So I read about the Loopring L3 coming and I got jealous and wanted to deploy my own L3 on the Taiko testnet.

It’s for this project, which needs to have an independent ledger with a little bit of custom logic we want to add.

I found the docs for running the alpha testnet, and also for deploying the contracts, and I got a node running on the alpha testnet. But what I’d like to do is ideally to deploy the contracts on the alpha testnet then spin up my own testnet on top of that (so a L3), or failing that set up my own independent testnet on Sepolia or a local L1 (so a parallel L2).

Are there any docs for this? If not, should I wait a bit for someone to create them, or should I fight my way through it and try to get it working then write the docs?


Interesting question.

I guess it really comes down to your experience level & requirements. Do you have experience with smart contracts and/or creating blockchains from the ground up? I would certainly start with deploying smart contracts, your own token, etc - which would be a good starting point as youd be able to create your own token with various custom elements as needed.

But since youre asking about potentially making an L3, I’m guessing you have a bit more experience than just smart contracts.

But I would also ask if you really need an independent ledger? Or whether the logic youre looking for can be implemented just using smart contracts? Diving into L2/L3 development would just be a lot of work. You’re developing an entire other blockchain network + consensus mechanism, block creation handling and node management structure (not to mention having the hardware online and running to then maintain and grow the network). Smart contracts are ‘smart’ because they let you utilize the Ethereum network for this kind of stuff, without needing to build your own infrastructure and protocols.

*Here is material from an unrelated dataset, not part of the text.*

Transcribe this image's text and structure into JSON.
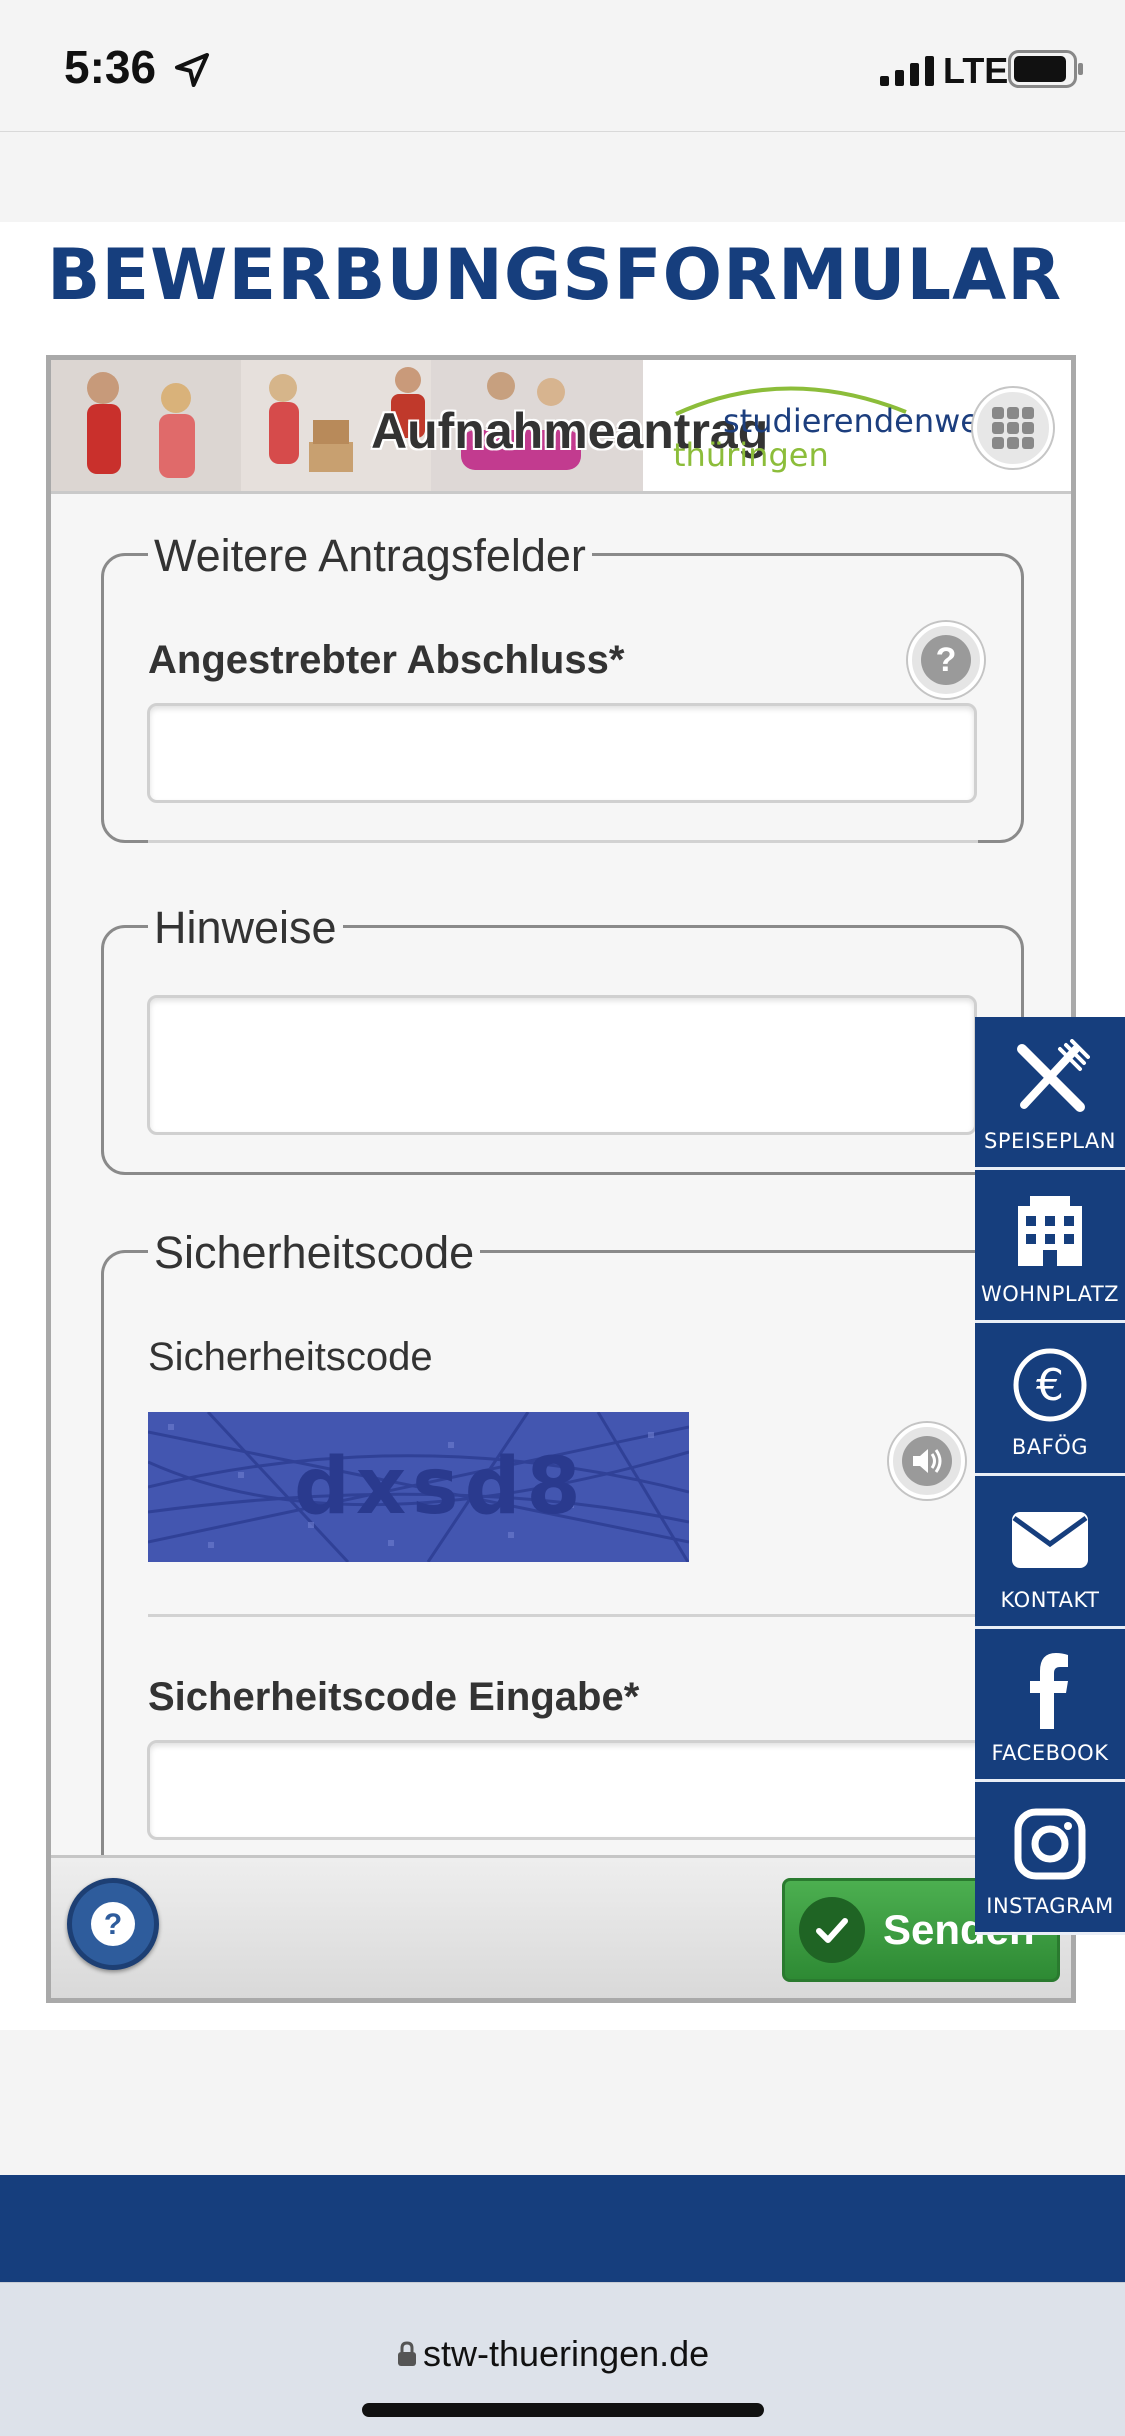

Either way, if the L3 option is critical for some reason, Taiko itself is under the MIT licence, you can dive into the code yourself over on github. I would be waiting to see how the L3 Taiko is deployed on top of the L2 Taiko, which doesnt have any direct information yet. Either that or see if you can find some resources online on building a L2/L3 (but I cant find much of use tbh). The deplying to Taiko part of this idea would still be up in the air of course. But we should see that happen in the coming weeks.


Thanks for replying. To be clear, when I say we need an independent ledger, we don’t need a new system for handling a ledger. If we were talking about an independent L1 instead of an L2/L3, we’d be talking about spinning up a new chain with Geth, not about reimplementing Geth. In our case we need to be able to do this because the design needs to allow the entire chain to fork. It’s not really practical to do this with smart contracts on top of an existing chain. We know how to deploy smart contracts and so forth. We also have a pretty good idea how to make the modifications we need to handle the forking etc.

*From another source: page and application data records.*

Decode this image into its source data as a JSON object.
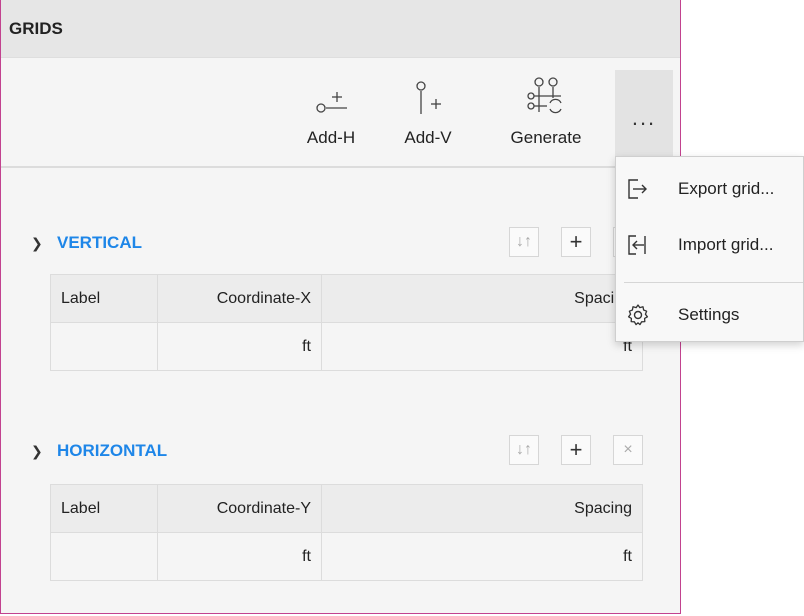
{
  "panel": {
    "title": "GRIDS"
  },
  "toolbar": {
    "add_h_label": "Add-H",
    "add_v_label": "Add-V",
    "generate_label": "Generate",
    "more_label": "..."
  },
  "vertical": {
    "title": "VERTICAL",
    "columns": [
      "Label",
      "Coordinate-X",
      "Spacing"
    ],
    "units_row": [
      "",
      "ft",
      "ft"
    ]
  },
  "horizontal": {
    "title": "HORIZONTAL",
    "columns": [
      "Label",
      "Coordinate-Y",
      "Spacing"
    ],
    "units_row": [
      "",
      "ft",
      "ft"
    ]
  },
  "menu": {
    "items": [
      {
        "label": "Export grid...",
        "icon": "export-icon"
      },
      {
        "label": "Import grid...",
        "icon": "import-icon"
      },
      {
        "label": "Settings",
        "icon": "gear-icon"
      }
    ]
  },
  "controls": {
    "sort": "↓↑",
    "add": "+",
    "remove": "×"
  },
  "colors": {
    "accent": "#1e86e8",
    "panel_border": "#c2428f"
  }
}
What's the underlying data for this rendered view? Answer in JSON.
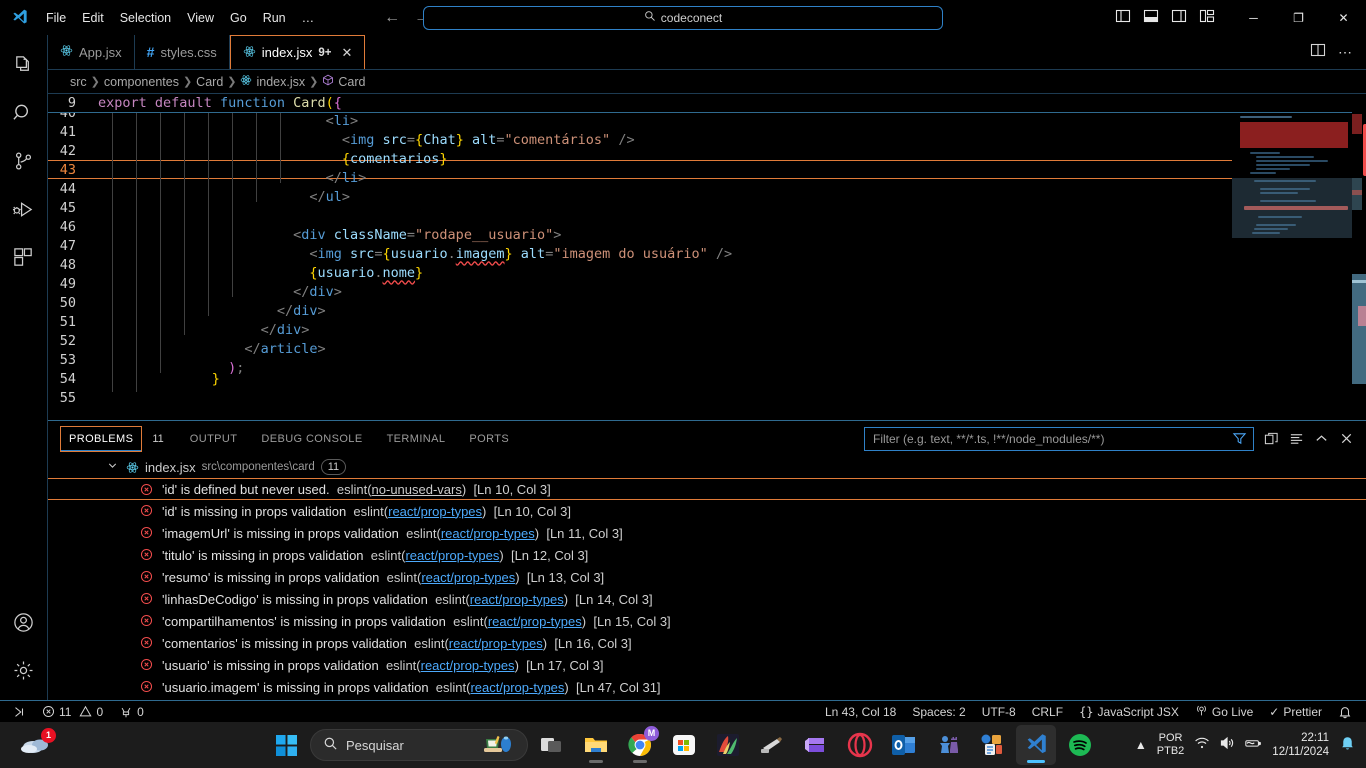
{
  "window": {
    "title_menu": [
      "File",
      "Edit",
      "Selection",
      "View",
      "Go",
      "Run",
      "…"
    ],
    "command_center_text": "codeconect",
    "nav_back_icon": "arrow-left-icon",
    "nav_forward_icon": "arrow-right-icon",
    "layout_icons": [
      "toggle-primary-sidebar-icon",
      "toggle-panel-icon",
      "toggle-secondary-sidebar-icon",
      "customize-layout-icon"
    ],
    "controls": {
      "minimize": "─",
      "maximize": "❐",
      "close": "✕"
    }
  },
  "activitybar": {
    "items": [
      {
        "name": "explorer",
        "label": "Explorer"
      },
      {
        "name": "search",
        "label": "Search"
      },
      {
        "name": "source-control",
        "label": "Source Control"
      },
      {
        "name": "run-debug",
        "label": "Run and Debug"
      },
      {
        "name": "extensions",
        "label": "Extensions"
      }
    ],
    "bottom": [
      {
        "name": "accounts",
        "label": "Accounts"
      },
      {
        "name": "settings",
        "label": "Manage"
      }
    ]
  },
  "tabs": [
    {
      "label": "App.jsx",
      "icon": "react-icon",
      "active": false,
      "badge": "",
      "dirty": false
    },
    {
      "label": "styles.css",
      "icon": "css-icon",
      "active": false,
      "badge": "",
      "dirty": false
    },
    {
      "label": "index.jsx",
      "icon": "react-icon",
      "active": true,
      "badge": "9+",
      "close": "✕"
    }
  ],
  "tab_actions": [
    "split-editor-icon",
    "more-actions-icon"
  ],
  "breadcrumb": [
    {
      "label": "src",
      "icon": ""
    },
    {
      "label": "componentes",
      "icon": ""
    },
    {
      "label": "Card",
      "icon": ""
    },
    {
      "label": "index.jsx",
      "icon": "react-icon"
    },
    {
      "label": "Card",
      "icon": "symbol-class-icon"
    }
  ],
  "editor": {
    "sticky_line": {
      "number": "9",
      "text": "export default function Card({"
    },
    "current_line": 43,
    "lines": [
      {
        "n": "40",
        "text": "<li>",
        "indent": 7
      },
      {
        "n": "41",
        "text": "<img src={Chat} alt=\"comentários\" />",
        "indent": 8
      },
      {
        "n": "42",
        "text": "{comentarios}",
        "indent": 8
      },
      {
        "n": "43",
        "text": "</li>",
        "indent": 7
      },
      {
        "n": "44",
        "text": "</ul>",
        "indent": 6
      },
      {
        "n": "45",
        "text": "",
        "indent": 0
      },
      {
        "n": "46",
        "text": "<div className=\"rodape__usuario\">",
        "indent": 5
      },
      {
        "n": "47",
        "text": "<img src={usuario.imagem} alt=\"imagem do usuário\" />",
        "indent": 6
      },
      {
        "n": "48",
        "text": "{usuario.nome}",
        "indent": 6
      },
      {
        "n": "49",
        "text": "</div>",
        "indent": 5
      },
      {
        "n": "50",
        "text": "</div>",
        "indent": 4
      },
      {
        "n": "51",
        "text": "</div>",
        "indent": 3
      },
      {
        "n": "52",
        "text": "</article>",
        "indent": 3
      },
      {
        "n": "53",
        "text": ");",
        "indent": 2
      },
      {
        "n": "54",
        "text": "}",
        "indent": 1
      },
      {
        "n": "55",
        "text": "",
        "indent": 0
      }
    ]
  },
  "panel": {
    "tabs": [
      {
        "label": "PROBLEMS",
        "count": "11",
        "active": true
      },
      {
        "label": "OUTPUT",
        "count": "",
        "active": false
      },
      {
        "label": "DEBUG CONSOLE",
        "count": "",
        "active": false
      },
      {
        "label": "TERMINAL",
        "count": "",
        "active": false
      },
      {
        "label": "PORTS",
        "count": "",
        "active": false
      }
    ],
    "filter": {
      "placeholder": "Filter (e.g. text, **/*.ts, !**/node_modules/**)",
      "value": ""
    },
    "actions": [
      "filter-icon",
      "collapse-all-icon",
      "view-as-table-icon",
      "chevron-up-icon",
      "close-icon"
    ],
    "group": {
      "file": "index.jsx",
      "path": "src\\componentes\\card",
      "count": "11",
      "expanded": true
    },
    "problems": [
      {
        "quote": "'id'",
        "message": "is defined but never used.",
        "rule_prefix": "eslint(",
        "rule": "no-unused-vars",
        "rule_suffix": ")",
        "rule_is_link": false,
        "location": "[Ln 10, Col 3]",
        "selected": true
      },
      {
        "quote": "'id'",
        "message": "is missing in props validation",
        "rule_prefix": "eslint(",
        "rule": "react/prop-types",
        "rule_suffix": ")",
        "rule_is_link": true,
        "location": "[Ln 10, Col 3]",
        "selected": false
      },
      {
        "quote": "'imagemUrl'",
        "message": "is missing in props validation",
        "rule_prefix": "eslint(",
        "rule": "react/prop-types",
        "rule_suffix": ")",
        "rule_is_link": true,
        "location": "[Ln 11, Col 3]",
        "selected": false
      },
      {
        "quote": "'titulo'",
        "message": "is missing in props validation",
        "rule_prefix": "eslint(",
        "rule": "react/prop-types",
        "rule_suffix": ")",
        "rule_is_link": true,
        "location": "[Ln 12, Col 3]",
        "selected": false
      },
      {
        "quote": "'resumo'",
        "message": "is missing in props validation",
        "rule_prefix": "eslint(",
        "rule": "react/prop-types",
        "rule_suffix": ")",
        "rule_is_link": true,
        "location": "[Ln 13, Col 3]",
        "selected": false
      },
      {
        "quote": "'linhasDeCodigo'",
        "message": "is missing in props validation",
        "rule_prefix": "eslint(",
        "rule": "react/prop-types",
        "rule_suffix": ")",
        "rule_is_link": true,
        "location": "[Ln 14, Col 3]",
        "selected": false
      },
      {
        "quote": "'compartilhamentos'",
        "message": "is missing in props validation",
        "rule_prefix": "eslint(",
        "rule": "react/prop-types",
        "rule_suffix": ")",
        "rule_is_link": true,
        "location": "[Ln 15, Col 3]",
        "selected": false
      },
      {
        "quote": "'comentarios'",
        "message": "is missing in props validation",
        "rule_prefix": "eslint(",
        "rule": "react/prop-types",
        "rule_suffix": ")",
        "rule_is_link": true,
        "location": "[Ln 16, Col 3]",
        "selected": false
      },
      {
        "quote": "'usuario'",
        "message": "is missing in props validation",
        "rule_prefix": "eslint(",
        "rule": "react/prop-types",
        "rule_suffix": ")",
        "rule_is_link": true,
        "location": "[Ln 17, Col 3]",
        "selected": false
      },
      {
        "quote": "'usuario.imagem'",
        "message": "is missing in props validation",
        "rule_prefix": "eslint(",
        "rule": "react/prop-types",
        "rule_suffix": ")",
        "rule_is_link": true,
        "location": "[Ln 47, Col 31]",
        "selected": false
      }
    ]
  },
  "statusbar": {
    "left": [
      {
        "name": "remote-indicator",
        "icon": "remote-icon",
        "label": ""
      },
      {
        "name": "problems-summary",
        "icon": "error-warning-icon",
        "label": "11  0"
      },
      {
        "name": "ports-summary",
        "icon": "ports-icon",
        "label": "0"
      }
    ],
    "errors": "11",
    "warnings": "0",
    "ports": "0",
    "right": [
      {
        "name": "editor-position",
        "label": "Ln 43, Col 18"
      },
      {
        "name": "indentation",
        "label": "Spaces: 2"
      },
      {
        "name": "encoding",
        "label": "UTF-8"
      },
      {
        "name": "eol",
        "label": "CRLF"
      },
      {
        "name": "language-mode",
        "label": "JavaScript JSX",
        "icon": "braces-icon"
      },
      {
        "name": "go-live",
        "label": "Go Live",
        "icon": "broadcast-icon"
      },
      {
        "name": "prettier",
        "label": "Prettier",
        "icon": "check-icon"
      },
      {
        "name": "notifications",
        "label": "",
        "icon": "bell-icon"
      }
    ]
  },
  "taskbar": {
    "weather": {
      "badge": "1",
      "icon": "weather-cloud-icon"
    },
    "start_icon": "windows-start-icon",
    "search": {
      "placeholder": "Pesquisar",
      "icon": "search-icon"
    },
    "apps": [
      {
        "name": "task-view",
        "color": "#9a9a9a"
      },
      {
        "name": "file-explorer",
        "color": "#ffc83d"
      },
      {
        "name": "google-chrome",
        "color": "#4285f4",
        "badge": "M"
      },
      {
        "name": "microsoft-store",
        "color": "#ffffff"
      },
      {
        "name": "paint-art-app",
        "color": "#c94f3d"
      },
      {
        "name": "snipping-tool",
        "color": "#8d6e4a"
      },
      {
        "name": "clipchamp",
        "color": "#8b5cf6"
      },
      {
        "name": "opera-browser",
        "color": "#e8354c"
      },
      {
        "name": "microsoft-outlook",
        "color": "#0f6cbd"
      },
      {
        "name": "chess-app",
        "color": "#5b8dd6"
      },
      {
        "name": "office-app",
        "color": "#2a7de1"
      },
      {
        "name": "visual-studio-code",
        "color": "#2f80d0",
        "active": true
      },
      {
        "name": "spotify",
        "color": "#1db954"
      }
    ],
    "tray": {
      "chevron": "chevron-up-icon",
      "language_line1": "POR",
      "language_line2": "PTB2",
      "icons": [
        "wifi-icon",
        "volume-icon",
        "battery-icon"
      ],
      "time": "22:11",
      "date": "12/11/2024",
      "notification_icon": "bell-icon"
    }
  },
  "colors": {
    "accent_orange": "#e07b39",
    "accent_blue": "#2f81c7",
    "error_red": "#f14c4c",
    "link_blue": "#4daafc"
  }
}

What we’re trying to build is unusual, but my question is more general: Is there a doc for spinning up a new taiko chain? I think this will be useful to people trying to test applications as well as people trying to build an L2/L3, as the official test networks are short-lived so you may well want to run your own local test network.

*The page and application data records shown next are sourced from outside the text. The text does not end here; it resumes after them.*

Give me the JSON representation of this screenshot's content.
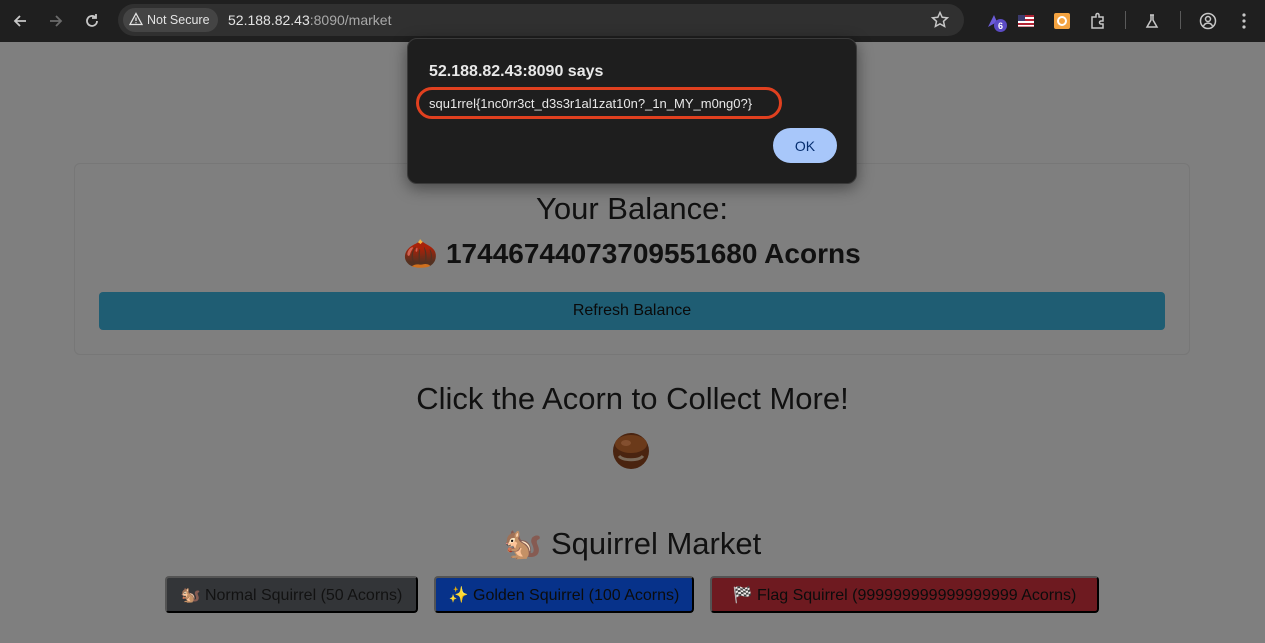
{
  "browser": {
    "security_label": "Not Secure",
    "url_host": "52.188.82.43",
    "url_rest": ":8090/market",
    "extension_badge": "6"
  },
  "balance": {
    "title": "Your Balance:",
    "amount": "🌰 17446744073709551680 Acorns",
    "refresh_label": "Refresh Balance"
  },
  "collect": {
    "title": "Click the Acorn to Collect More!",
    "acorn": "🌰"
  },
  "market": {
    "title": "🐿️ Squirrel Market",
    "normal_label": "🐿️ Normal Squirrel (50 Acorns)",
    "golden_label": "✨ Golden Squirrel (100 Acorns)",
    "flag_label": "🏁 Flag Squirrel (999999999999999999 Acorns)"
  },
  "dialog": {
    "title": "52.188.82.43:8090 says",
    "message": "squ1rrel{1nc0rr3ct_d3s3r1al1zat10n?_1n_MY_m0ng0?}",
    "ok_label": "OK"
  },
  "colors": {
    "highlight": "#e0401f",
    "ok_button": "#a8c7fa"
  }
}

hello @edmundegar! docs for deploying Taiko (as an L2, or an L3) is definitely something on our radar. as it stands, it’s of course possible to do (there is no hidden code, you can find everything under our github organization: Taiko Labs · GitHub). however we know that this is difficult without a step-by-step walkthrough.

i can’t answer when or even if this will come (as official docs from Taiko Labs) because of other priorities, but it is something we are thinking about and planning to work on soon. this is because we want to enable the community to build / experiment and thus help push the space forward together.

the caveat is how well supported this documentation is. i don’t expect that there will be a lot of support for it (at least in the first iteration), and this guide would be minimal / geared towards more advanced users. that’s because we have the high priority on delivering Taiko to mainnet. we could however try to make it more beginner friendly and supported over time.


OK, thanks, makes sense.

For now I’ll fiddle around with what I can see on Github and make some notes for other people if it seems like I’m getting anywhere.